**WHAT YOU SHOULD DO**: The lines to return are those below that contain the word "JSON".

-- INPUT DATA follows --

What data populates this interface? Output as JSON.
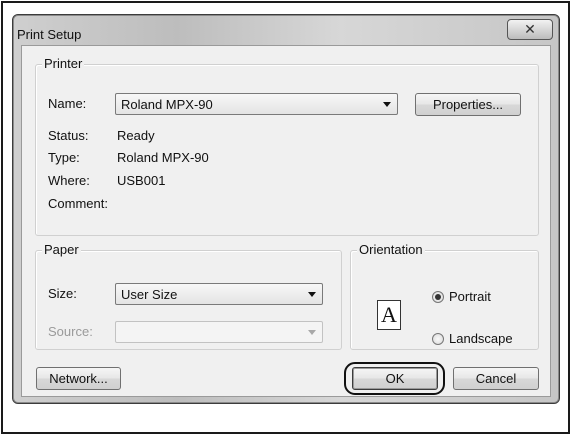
{
  "window": {
    "title": "Print Setup",
    "close_glyph": "✕"
  },
  "printer": {
    "group_label": "Printer",
    "name_label": "Name:",
    "name_value": "Roland MPX-90",
    "properties_button": "Properties...",
    "status_label": "Status:",
    "status_value": "Ready",
    "type_label": "Type:",
    "type_value": "Roland MPX-90",
    "where_label": "Where:",
    "where_value": "USB001",
    "comment_label": "Comment:",
    "comment_value": ""
  },
  "paper": {
    "group_label": "Paper",
    "size_label": "Size:",
    "size_value": "User Size",
    "source_label": "Source:",
    "source_value": ""
  },
  "orientation": {
    "group_label": "Orientation",
    "icon_letter": "A",
    "portrait_label": "Portrait",
    "landscape_label": "Landscape",
    "selected": "Portrait"
  },
  "buttons": {
    "network": "Network...",
    "ok": "OK",
    "cancel": "Cancel"
  }
}
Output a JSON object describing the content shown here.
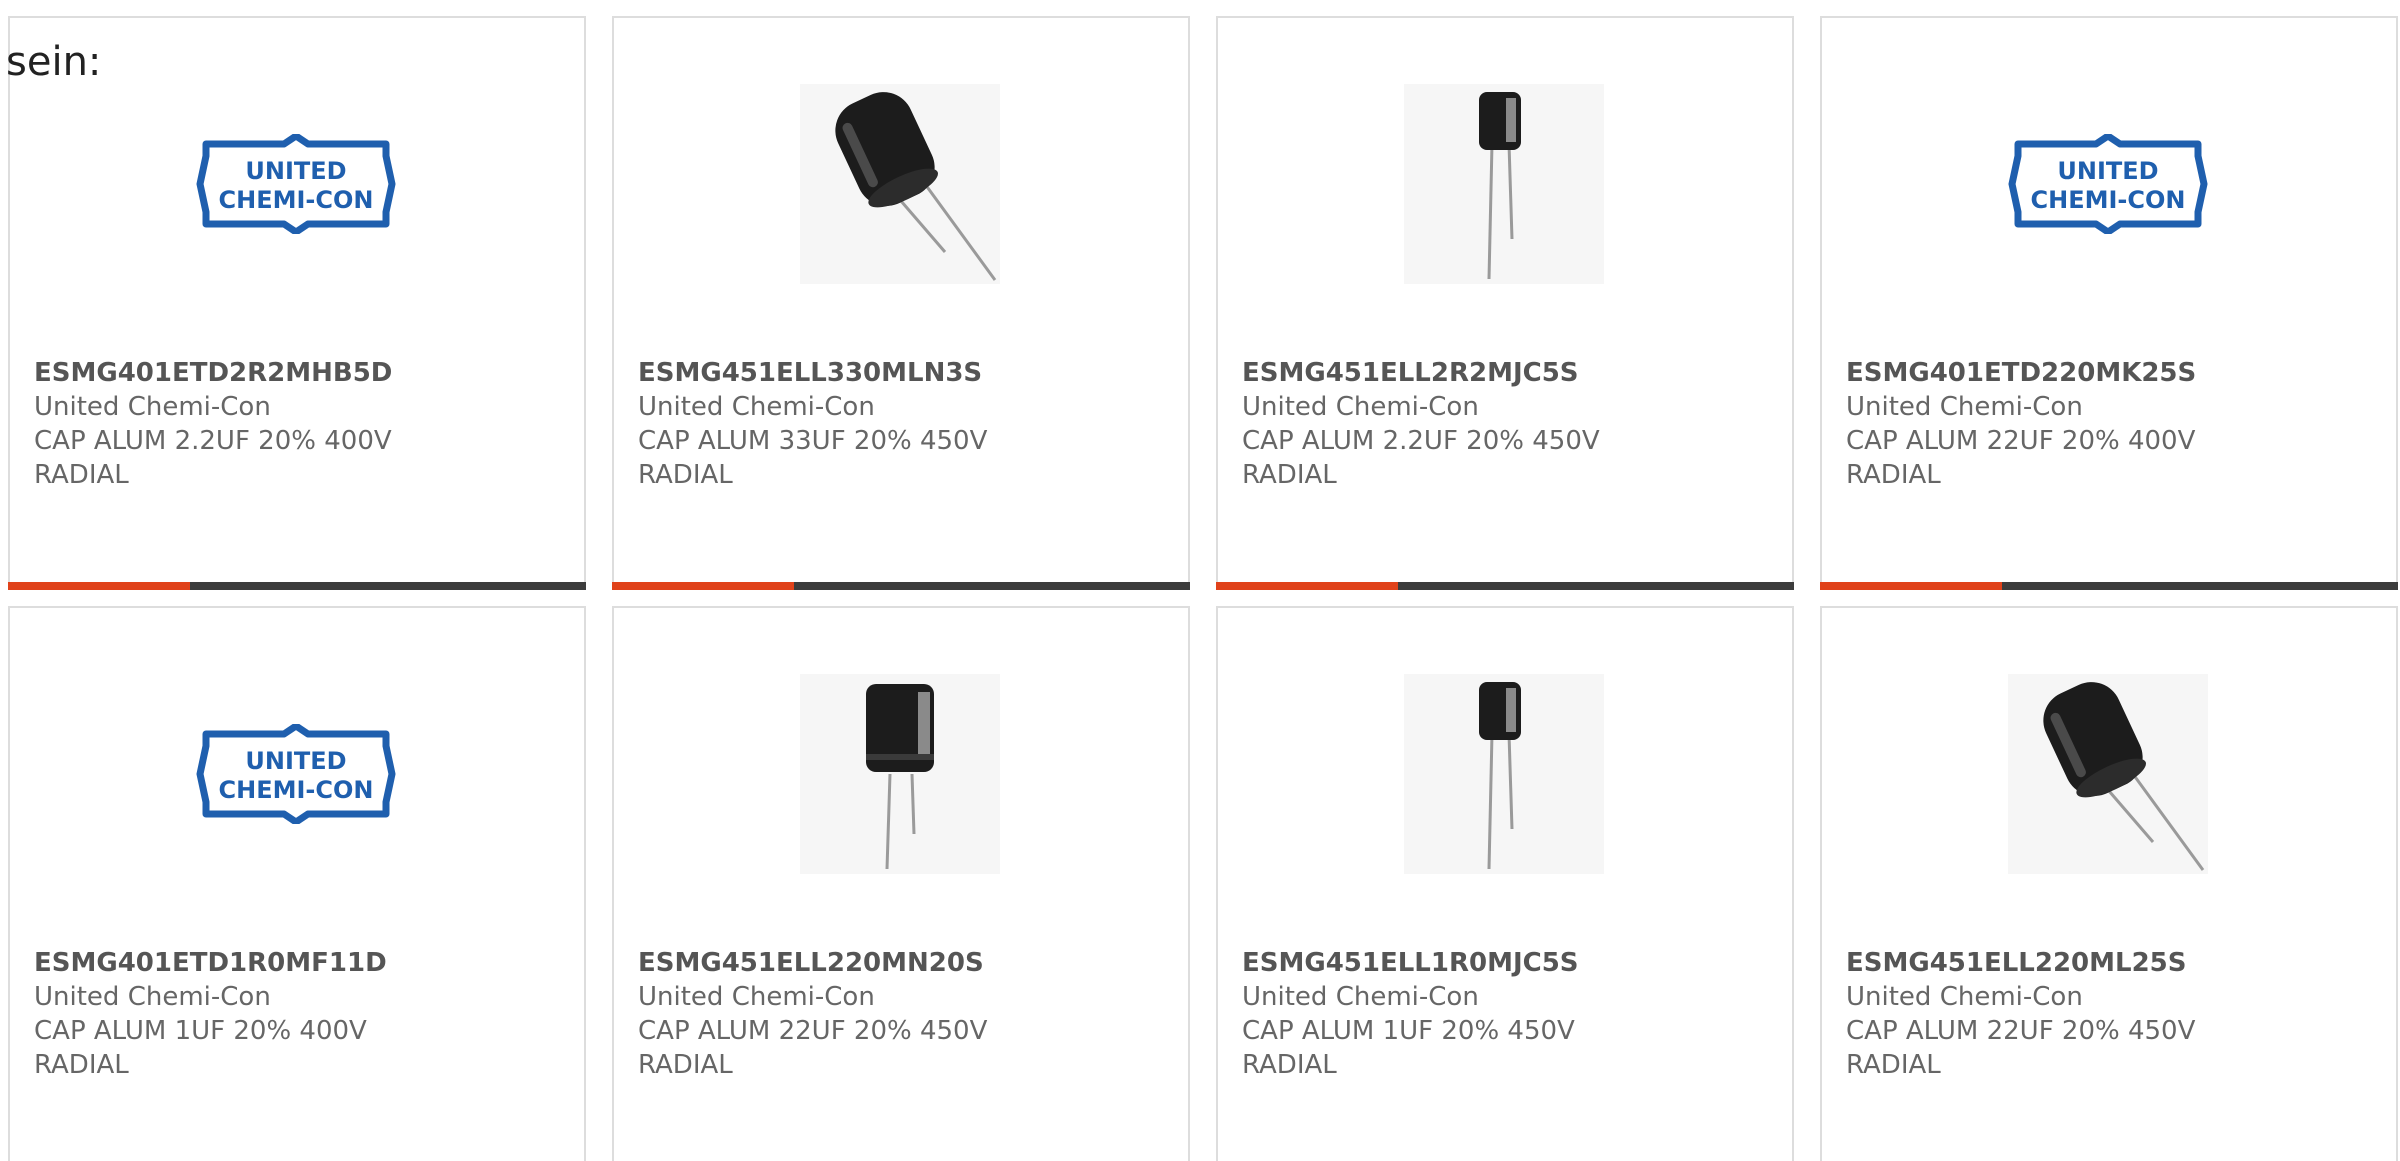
{
  "intro": {
    "text": "sein:"
  },
  "colors": {
    "accent": "#e0421a",
    "bar_dark": "#3c3c3c",
    "card_border": "#dddddd",
    "logo_blue": "#1f5fae"
  },
  "products": [
    {
      "part_number": "ESMG401ETD2R2MHB5D",
      "manufacturer": "United Chemi-Con",
      "description": "CAP ALUM 2.2UF 20% 400V",
      "package": "RADIAL",
      "image": "logo",
      "logo_line1": "UNITED",
      "logo_line2": "CHEMI-CON"
    },
    {
      "part_number": "ESMG451ELL330MLN3S",
      "manufacturer": "United Chemi-Con",
      "description": "CAP ALUM 33UF 20% 450V",
      "package": "RADIAL",
      "image": "capacitor-large-tilted"
    },
    {
      "part_number": "ESMG451ELL2R2MJC5S",
      "manufacturer": "United Chemi-Con",
      "description": "CAP ALUM 2.2UF 20% 450V",
      "package": "RADIAL",
      "image": "capacitor-small"
    },
    {
      "part_number": "ESMG401ETD220MK25S",
      "manufacturer": "United Chemi-Con",
      "description": "CAP ALUM 22UF 20% 400V",
      "package": "RADIAL",
      "image": "logo",
      "logo_line1": "UNITED",
      "logo_line2": "CHEMI-CON"
    },
    {
      "part_number": "ESMG401ETD1R0MF11D",
      "manufacturer": "United Chemi-Con",
      "description": "CAP ALUM 1UF 20% 400V",
      "package": "RADIAL",
      "image": "logo",
      "logo_line1": "UNITED",
      "logo_line2": "CHEMI-CON"
    },
    {
      "part_number": "ESMG451ELL220MN20S",
      "manufacturer": "United Chemi-Con",
      "description": "CAP ALUM 22UF 20% 450V",
      "package": "RADIAL",
      "image": "capacitor-medium"
    },
    {
      "part_number": "ESMG451ELL1R0MJC5S",
      "manufacturer": "United Chemi-Con",
      "description": "CAP ALUM 1UF 20% 450V",
      "package": "RADIAL",
      "image": "capacitor-small"
    },
    {
      "part_number": "ESMG451ELL220ML25S",
      "manufacturer": "United Chemi-Con",
      "description": "CAP ALUM 22UF 20% 450V",
      "package": "RADIAL",
      "image": "capacitor-large-tilted"
    }
  ]
}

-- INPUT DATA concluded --

**SOLUTION BELOW**:
What data populates this interface? Output as JSON.
Output a JSON object describing the content shown here.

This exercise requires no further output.